Devon Energy (NYSE:DVN) announced its first-quarter results before the market opened this morning. The North America-focused energy company reported adjusted earnings of $547 million, or $1.34 per share. This represented a 103% surge from last year's first quarter and beat analysts' estimates by $0.07 per share.
Production averaged 691,000 barrels of oil equivalent per day, or BOE/d this quarter. Adjusted for asset sales that was 7% higher than last year's first quarter. That growth was fueled by the company's U.S. oil production, which surged 56% over the past year.
Leading the way was Devon Energy's Permian Basin assets, where production increased 36% over last year's first quarter and is up 9% over the past quarter. The other highlight was the company's newly acquired position in the Eagle Ford Shale. Production in the Eagle Ford averaged 49,000 BOE/d, however, that's expected to grow to a range of 65,000-70,000 by next quarter.
Surging oil production, along with higher commodity prices and lower costs, pushed Devon Energy's operating cash flow up 41% over the past year to $1.4 billion. That enabled the company to raise its quarterly dividend by 9% -- from $0.22 per share to $0.24 per share -- which is the ninth increase since 2004.
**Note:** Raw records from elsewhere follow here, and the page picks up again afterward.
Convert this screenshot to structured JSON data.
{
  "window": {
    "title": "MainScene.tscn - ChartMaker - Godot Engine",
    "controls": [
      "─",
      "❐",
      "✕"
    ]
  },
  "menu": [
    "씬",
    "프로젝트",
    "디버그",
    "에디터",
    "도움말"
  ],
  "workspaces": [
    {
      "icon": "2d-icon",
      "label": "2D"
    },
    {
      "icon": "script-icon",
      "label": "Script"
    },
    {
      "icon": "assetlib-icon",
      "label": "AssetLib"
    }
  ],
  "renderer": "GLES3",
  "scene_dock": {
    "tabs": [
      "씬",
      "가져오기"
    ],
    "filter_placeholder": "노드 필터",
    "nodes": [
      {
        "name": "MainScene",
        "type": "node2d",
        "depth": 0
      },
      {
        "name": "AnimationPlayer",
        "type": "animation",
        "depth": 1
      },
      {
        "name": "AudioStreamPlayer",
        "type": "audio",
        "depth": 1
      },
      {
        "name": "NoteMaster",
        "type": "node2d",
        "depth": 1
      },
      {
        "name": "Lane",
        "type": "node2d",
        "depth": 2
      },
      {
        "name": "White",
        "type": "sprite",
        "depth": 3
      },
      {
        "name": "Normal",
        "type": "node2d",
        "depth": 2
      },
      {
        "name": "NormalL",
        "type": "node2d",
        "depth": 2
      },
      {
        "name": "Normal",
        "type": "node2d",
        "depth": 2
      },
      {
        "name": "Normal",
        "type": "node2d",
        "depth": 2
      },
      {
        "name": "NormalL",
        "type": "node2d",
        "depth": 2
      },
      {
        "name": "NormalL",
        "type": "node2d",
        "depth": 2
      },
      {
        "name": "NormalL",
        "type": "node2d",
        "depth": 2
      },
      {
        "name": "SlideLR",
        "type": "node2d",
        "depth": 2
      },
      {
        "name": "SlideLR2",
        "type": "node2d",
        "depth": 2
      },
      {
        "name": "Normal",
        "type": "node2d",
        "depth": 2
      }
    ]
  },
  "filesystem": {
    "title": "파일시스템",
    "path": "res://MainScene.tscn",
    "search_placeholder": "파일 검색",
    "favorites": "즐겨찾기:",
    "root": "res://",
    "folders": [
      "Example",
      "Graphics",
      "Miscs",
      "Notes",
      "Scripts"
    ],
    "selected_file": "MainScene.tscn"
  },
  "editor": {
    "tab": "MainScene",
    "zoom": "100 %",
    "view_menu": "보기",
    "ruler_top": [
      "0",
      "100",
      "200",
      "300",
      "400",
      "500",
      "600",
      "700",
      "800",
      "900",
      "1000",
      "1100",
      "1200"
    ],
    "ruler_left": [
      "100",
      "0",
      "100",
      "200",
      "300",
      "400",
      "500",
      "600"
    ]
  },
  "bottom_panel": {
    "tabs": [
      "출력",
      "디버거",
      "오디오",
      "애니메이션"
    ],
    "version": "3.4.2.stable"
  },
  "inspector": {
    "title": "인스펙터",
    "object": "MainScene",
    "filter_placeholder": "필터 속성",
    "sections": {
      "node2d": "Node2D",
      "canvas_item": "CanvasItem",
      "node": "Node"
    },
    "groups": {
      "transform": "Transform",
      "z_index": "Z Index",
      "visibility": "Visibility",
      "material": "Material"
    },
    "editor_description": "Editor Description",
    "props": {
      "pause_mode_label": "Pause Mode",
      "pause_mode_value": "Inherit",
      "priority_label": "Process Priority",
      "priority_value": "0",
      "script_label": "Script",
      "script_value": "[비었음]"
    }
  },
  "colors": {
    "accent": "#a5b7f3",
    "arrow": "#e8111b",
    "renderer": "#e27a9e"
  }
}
Devon Energy has made significant progress in high-grading its portfolio over the past year according to a statement made by CEO John Richels in the company's earnings release. He noted the the company's sale of non-core assets is being used to fund high growth assets like its new position in the Eagle Ford Shale. This is leading to "outstanding oil production growth" and "enhanced profitability," according to Richels. It's a trend that should only continue as the company continues to focus on its high-growth, high-margin U.S. oil assets.